In an interview with The Paris Review Vargas Llosa says that he met Borges in different parts of the world. Once, when Borges was in Lima, Vargas Llosa gave a dinner for him. It the end, Vargas Llosa says, “…he asked me to take him to the toilet. When he was peeing he suddenly said, ‘The Catholics, do you think they are serious? Probably not,’” he answered himself.
Ezequiel de Olaso, an Argentine philosopher and essayist, wrote that he had once proposed Borges to meet with a group of young poets, something similar to what Borges had done before with a group of young people on a television program in New York. At that time, some young people, with uncontained emotion, wept quietly as Borges was reading. However, Borges refused to repeat the experience and told Ezequiel de Olaso in a falsely confidential tone but with unavoidable good humor: “Look, I’m old, I’m blind, I’m a poet and I am Latin. If they didn’t cry they would have behaved like a bunch of scoundrels”.
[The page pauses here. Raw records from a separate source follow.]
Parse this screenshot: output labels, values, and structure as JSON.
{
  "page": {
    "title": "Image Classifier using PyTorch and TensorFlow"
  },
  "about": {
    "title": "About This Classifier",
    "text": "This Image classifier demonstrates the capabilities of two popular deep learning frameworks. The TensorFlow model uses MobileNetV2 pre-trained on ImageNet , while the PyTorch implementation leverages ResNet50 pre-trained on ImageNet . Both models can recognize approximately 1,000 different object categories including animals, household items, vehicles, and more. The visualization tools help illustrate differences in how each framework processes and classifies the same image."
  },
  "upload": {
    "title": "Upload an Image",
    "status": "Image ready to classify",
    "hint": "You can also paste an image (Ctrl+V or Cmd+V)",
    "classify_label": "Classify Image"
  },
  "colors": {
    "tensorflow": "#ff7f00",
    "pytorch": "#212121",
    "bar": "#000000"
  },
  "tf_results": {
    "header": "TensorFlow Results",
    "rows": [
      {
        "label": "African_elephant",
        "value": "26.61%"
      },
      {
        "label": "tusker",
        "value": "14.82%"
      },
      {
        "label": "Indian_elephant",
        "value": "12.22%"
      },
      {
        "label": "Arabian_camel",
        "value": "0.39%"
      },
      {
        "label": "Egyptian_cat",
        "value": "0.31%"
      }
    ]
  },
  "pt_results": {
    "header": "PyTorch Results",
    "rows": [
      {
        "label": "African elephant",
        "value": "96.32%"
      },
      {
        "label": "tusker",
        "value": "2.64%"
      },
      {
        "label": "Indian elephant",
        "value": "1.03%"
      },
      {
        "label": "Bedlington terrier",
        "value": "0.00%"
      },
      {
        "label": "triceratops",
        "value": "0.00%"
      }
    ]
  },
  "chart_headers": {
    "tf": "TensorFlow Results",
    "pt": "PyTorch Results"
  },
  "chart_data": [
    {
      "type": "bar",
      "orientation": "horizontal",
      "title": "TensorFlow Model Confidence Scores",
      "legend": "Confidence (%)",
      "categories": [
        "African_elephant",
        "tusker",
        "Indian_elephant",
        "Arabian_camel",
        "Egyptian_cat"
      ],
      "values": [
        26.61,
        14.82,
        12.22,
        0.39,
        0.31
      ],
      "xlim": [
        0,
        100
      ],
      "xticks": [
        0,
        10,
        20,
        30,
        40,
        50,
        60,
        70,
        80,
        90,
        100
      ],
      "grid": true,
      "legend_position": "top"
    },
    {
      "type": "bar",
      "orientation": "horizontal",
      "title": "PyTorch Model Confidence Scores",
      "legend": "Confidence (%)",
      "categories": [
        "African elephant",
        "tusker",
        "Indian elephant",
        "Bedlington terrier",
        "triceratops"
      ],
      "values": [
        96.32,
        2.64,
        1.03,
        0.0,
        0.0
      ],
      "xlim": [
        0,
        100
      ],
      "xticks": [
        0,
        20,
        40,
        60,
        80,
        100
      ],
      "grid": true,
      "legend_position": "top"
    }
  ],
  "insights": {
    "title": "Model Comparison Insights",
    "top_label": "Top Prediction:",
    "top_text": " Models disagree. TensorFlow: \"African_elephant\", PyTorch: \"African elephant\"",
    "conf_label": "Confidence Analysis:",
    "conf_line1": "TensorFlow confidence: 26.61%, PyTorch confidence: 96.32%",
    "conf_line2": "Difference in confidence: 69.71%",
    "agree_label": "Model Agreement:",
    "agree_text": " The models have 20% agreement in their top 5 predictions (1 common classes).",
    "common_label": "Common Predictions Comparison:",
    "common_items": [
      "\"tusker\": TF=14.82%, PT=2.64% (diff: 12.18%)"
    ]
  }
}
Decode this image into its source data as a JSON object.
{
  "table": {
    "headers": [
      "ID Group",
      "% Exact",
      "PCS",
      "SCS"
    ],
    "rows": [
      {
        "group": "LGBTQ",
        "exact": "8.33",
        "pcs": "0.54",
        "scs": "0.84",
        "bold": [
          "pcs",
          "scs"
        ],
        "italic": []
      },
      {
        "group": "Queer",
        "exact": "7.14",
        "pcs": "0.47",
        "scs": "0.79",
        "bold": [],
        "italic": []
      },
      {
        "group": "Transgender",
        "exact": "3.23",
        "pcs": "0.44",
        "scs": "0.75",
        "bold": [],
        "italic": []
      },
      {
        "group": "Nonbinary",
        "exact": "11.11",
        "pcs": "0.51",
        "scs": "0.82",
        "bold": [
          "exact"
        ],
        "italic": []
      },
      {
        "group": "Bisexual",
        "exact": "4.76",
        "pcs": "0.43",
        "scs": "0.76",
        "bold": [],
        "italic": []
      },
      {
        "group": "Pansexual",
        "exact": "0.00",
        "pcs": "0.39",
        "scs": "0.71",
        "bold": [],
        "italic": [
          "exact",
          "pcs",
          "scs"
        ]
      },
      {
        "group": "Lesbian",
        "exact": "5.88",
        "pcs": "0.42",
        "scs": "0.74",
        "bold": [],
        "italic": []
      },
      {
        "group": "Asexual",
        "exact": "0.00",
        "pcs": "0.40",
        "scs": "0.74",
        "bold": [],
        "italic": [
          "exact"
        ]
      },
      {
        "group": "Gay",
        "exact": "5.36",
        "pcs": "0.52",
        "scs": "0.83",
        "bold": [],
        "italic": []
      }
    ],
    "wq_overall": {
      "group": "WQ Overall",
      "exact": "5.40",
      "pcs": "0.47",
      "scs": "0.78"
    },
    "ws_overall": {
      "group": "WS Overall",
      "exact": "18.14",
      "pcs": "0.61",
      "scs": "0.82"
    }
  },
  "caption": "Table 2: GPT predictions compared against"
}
I had the honor of meeting Borges personally. In 1970, I was doing biomedical research in Buenos Aires. For my wife and me, living in Buenos Aires was a far cry from the provincial kind of life we had been leading in Tucumán, a city in the North of the country. At the time, she was taking language and literature courses at the Instituto de Lenguas Vivas in Buenos Aires.
One of her professors was an American named Donald A. Yates, a professor emeritus of Spanish American literature at Michigan State University (East Lansing). He is the translator of both novels and short stories by many Spanish American authors, including Labyrinths: Selected Writings of Jorge Luis Borges. One day, he invited both of us to join him and Borges for dinner at an upscale restaurant in Buenos Aires. For us, it was a wonderful change from our daily life. And Borges didn’t disappoint us. He was practically the only person who spoke the whole evening, always full of charm and knowledge.
Learning that my wife was of Basque descent from both sides of her family, he talked a lot about Basque history. He had come to dinner alone and was virtually blind. He ordered a pair of fried eggs, which were brought to him in a deep dish with a spoon. All evening he kept trying to catch the eggs with the spoon, and only succeeded in pushing them to the side of the dish. Although we felt bad about seeing this, Borges didn’t seem to mind at all and kept talking as if nothing unusual were happening. For a blind person used to living on past memories, perhaps the life of the imagination was for him more important than real life.